*** Opening of Records provided ***

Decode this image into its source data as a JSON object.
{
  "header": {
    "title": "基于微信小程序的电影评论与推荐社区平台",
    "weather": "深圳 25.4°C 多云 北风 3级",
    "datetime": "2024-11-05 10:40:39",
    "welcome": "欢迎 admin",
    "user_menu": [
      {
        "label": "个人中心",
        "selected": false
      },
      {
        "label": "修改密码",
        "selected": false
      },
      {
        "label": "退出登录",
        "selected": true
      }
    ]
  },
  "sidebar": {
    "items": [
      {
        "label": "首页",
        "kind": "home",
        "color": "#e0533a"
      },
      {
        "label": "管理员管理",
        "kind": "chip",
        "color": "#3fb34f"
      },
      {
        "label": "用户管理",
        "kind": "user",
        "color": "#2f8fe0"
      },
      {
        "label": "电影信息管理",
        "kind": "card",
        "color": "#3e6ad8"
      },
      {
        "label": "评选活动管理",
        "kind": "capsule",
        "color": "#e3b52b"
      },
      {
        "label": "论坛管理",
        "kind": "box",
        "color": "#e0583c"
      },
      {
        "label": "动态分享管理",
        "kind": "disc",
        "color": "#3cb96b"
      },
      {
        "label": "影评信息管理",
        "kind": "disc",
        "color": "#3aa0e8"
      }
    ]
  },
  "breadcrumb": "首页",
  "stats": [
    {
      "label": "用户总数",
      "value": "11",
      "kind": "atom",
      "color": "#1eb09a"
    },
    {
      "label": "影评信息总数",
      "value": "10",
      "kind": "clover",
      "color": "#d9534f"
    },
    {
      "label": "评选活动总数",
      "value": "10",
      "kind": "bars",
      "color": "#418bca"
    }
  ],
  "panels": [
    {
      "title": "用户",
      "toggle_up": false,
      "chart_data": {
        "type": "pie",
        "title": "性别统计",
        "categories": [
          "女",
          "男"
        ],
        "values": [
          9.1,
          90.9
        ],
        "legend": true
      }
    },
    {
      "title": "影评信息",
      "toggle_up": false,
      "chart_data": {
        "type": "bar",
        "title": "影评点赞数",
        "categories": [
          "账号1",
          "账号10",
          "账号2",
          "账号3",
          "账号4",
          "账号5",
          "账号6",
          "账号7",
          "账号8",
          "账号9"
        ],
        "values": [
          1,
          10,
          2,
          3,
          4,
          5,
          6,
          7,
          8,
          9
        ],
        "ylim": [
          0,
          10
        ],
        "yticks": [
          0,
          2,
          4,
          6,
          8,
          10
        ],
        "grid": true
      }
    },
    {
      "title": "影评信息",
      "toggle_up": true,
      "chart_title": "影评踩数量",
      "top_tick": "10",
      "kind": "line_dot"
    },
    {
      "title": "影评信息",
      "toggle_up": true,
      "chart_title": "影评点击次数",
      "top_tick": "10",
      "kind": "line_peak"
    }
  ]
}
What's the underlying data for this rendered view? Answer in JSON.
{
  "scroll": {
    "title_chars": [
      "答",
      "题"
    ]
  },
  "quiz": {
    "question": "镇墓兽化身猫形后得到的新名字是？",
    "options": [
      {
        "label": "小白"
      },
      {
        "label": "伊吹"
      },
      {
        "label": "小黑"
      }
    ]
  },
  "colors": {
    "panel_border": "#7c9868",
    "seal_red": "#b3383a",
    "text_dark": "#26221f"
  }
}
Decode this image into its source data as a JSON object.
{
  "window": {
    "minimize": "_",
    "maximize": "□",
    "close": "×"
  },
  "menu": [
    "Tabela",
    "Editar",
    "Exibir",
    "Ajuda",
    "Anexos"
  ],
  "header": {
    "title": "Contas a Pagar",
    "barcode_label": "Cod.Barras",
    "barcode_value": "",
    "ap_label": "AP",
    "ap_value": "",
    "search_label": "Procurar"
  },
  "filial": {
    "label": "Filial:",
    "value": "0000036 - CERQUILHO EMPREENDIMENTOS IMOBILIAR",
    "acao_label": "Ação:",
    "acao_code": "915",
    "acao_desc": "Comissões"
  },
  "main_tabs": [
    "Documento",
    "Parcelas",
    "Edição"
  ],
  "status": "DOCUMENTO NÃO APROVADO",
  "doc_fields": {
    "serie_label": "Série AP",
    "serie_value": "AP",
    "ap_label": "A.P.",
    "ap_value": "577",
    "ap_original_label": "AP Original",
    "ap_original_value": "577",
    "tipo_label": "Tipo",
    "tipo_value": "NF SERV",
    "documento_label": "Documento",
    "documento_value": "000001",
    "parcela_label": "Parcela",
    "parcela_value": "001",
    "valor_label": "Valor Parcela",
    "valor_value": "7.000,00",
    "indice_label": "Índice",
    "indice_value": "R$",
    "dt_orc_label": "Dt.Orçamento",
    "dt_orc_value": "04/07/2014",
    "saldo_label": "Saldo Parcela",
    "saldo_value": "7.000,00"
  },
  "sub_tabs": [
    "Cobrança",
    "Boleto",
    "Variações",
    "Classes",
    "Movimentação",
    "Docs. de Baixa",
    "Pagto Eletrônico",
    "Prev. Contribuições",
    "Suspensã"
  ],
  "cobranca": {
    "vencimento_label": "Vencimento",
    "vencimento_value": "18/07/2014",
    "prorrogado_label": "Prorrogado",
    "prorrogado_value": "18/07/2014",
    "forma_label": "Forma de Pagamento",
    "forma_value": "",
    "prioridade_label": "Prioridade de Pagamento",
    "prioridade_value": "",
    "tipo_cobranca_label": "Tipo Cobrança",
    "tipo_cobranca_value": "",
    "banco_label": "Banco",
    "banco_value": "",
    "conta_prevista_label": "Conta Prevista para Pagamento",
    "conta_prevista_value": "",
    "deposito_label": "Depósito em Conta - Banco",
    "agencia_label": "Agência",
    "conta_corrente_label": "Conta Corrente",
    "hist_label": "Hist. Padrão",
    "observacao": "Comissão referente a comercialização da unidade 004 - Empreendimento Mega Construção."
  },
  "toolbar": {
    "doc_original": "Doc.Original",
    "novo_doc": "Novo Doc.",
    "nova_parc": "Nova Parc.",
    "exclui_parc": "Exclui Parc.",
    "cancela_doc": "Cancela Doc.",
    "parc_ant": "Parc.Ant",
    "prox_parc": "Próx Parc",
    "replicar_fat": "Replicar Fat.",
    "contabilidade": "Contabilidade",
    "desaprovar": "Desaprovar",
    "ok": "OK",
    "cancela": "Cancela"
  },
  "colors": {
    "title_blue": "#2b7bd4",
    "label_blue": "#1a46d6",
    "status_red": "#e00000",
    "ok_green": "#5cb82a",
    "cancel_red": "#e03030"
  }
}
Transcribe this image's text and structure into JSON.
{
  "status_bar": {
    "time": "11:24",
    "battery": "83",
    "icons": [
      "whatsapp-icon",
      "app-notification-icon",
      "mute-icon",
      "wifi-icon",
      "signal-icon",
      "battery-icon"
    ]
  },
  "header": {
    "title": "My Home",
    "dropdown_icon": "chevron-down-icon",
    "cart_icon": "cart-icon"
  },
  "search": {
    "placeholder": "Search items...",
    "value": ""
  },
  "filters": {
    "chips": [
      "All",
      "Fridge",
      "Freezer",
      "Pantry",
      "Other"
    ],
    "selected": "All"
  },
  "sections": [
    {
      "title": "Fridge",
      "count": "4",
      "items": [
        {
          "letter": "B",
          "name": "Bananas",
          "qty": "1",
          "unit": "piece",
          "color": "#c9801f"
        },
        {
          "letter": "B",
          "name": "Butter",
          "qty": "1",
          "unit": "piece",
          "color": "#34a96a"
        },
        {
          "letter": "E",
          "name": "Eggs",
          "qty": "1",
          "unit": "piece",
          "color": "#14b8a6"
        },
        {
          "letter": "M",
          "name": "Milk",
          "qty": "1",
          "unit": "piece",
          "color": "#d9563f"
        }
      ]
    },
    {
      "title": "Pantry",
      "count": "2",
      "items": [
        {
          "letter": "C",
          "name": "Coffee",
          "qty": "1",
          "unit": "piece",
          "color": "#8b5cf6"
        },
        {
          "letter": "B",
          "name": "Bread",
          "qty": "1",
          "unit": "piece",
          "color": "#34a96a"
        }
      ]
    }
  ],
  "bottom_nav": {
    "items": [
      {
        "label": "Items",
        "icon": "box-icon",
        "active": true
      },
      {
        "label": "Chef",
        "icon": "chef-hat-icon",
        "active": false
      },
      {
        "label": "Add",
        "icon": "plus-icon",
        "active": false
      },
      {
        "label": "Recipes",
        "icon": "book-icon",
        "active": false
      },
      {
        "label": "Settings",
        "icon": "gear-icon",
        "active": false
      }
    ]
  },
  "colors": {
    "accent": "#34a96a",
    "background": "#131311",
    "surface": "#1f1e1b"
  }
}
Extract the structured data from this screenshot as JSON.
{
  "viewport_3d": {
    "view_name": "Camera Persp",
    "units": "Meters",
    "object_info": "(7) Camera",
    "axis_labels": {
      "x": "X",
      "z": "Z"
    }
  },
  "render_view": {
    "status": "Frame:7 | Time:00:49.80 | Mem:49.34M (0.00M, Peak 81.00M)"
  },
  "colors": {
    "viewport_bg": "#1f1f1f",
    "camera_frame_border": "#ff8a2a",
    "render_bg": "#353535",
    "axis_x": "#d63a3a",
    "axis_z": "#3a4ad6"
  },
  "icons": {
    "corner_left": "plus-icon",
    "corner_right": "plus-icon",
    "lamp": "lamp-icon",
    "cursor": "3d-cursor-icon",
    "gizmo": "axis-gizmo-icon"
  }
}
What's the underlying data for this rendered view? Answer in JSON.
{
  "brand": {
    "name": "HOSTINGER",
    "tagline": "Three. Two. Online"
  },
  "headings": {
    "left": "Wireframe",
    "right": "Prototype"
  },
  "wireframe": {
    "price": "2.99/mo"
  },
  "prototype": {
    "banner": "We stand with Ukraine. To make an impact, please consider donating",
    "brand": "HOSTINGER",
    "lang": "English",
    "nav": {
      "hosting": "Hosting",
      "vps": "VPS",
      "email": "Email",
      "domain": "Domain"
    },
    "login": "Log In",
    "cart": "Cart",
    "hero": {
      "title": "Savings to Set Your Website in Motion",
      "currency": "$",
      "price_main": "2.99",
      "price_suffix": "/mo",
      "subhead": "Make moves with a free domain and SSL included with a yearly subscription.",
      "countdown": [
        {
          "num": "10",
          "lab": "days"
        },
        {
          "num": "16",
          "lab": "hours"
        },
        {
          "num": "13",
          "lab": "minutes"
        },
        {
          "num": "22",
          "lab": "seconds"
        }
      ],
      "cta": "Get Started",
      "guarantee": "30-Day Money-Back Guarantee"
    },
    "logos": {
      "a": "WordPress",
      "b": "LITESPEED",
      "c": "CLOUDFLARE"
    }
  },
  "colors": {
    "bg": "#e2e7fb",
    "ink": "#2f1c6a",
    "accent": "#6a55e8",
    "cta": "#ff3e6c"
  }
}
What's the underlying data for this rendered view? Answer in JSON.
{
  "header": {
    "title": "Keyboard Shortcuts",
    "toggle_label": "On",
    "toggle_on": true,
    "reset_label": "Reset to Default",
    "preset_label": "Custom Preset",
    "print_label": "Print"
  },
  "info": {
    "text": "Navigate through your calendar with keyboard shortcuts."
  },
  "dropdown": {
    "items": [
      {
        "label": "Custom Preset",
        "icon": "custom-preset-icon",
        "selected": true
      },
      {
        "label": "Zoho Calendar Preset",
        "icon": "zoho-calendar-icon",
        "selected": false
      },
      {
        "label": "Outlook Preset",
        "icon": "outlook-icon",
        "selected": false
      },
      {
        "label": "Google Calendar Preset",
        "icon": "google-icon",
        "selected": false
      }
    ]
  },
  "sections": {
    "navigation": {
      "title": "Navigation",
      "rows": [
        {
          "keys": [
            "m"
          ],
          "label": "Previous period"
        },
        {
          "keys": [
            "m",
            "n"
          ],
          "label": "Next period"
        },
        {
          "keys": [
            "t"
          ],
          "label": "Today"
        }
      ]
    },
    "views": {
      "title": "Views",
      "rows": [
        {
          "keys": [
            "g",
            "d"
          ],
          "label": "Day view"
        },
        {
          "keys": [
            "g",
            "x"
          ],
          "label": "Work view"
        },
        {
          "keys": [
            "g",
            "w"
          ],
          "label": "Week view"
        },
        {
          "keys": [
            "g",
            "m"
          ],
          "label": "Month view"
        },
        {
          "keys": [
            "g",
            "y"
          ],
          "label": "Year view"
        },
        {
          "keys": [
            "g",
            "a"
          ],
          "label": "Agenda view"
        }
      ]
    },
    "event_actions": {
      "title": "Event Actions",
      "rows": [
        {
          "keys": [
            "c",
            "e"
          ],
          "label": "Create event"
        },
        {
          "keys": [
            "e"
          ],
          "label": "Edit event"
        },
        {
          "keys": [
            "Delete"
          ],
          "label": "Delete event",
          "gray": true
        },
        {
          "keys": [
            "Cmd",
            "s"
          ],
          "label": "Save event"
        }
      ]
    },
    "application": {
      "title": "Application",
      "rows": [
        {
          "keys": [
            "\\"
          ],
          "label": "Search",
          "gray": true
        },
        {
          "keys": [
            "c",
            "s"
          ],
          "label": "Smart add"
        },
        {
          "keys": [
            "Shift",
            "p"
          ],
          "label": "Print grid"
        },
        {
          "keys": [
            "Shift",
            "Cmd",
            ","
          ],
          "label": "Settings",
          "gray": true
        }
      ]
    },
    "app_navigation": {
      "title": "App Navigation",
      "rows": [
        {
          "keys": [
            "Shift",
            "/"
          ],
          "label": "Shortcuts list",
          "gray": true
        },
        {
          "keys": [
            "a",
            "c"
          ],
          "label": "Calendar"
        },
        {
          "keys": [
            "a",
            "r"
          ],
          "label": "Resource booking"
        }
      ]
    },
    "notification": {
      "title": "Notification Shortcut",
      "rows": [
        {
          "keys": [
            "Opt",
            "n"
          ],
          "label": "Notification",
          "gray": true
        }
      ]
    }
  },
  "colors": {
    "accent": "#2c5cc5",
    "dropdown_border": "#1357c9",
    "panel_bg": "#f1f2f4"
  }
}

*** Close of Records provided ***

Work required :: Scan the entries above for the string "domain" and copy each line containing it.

Exercise result ::
      "domain": "Domain"
      "subhead": "Make moves with a free domain and SSL included with a yearly subscription.",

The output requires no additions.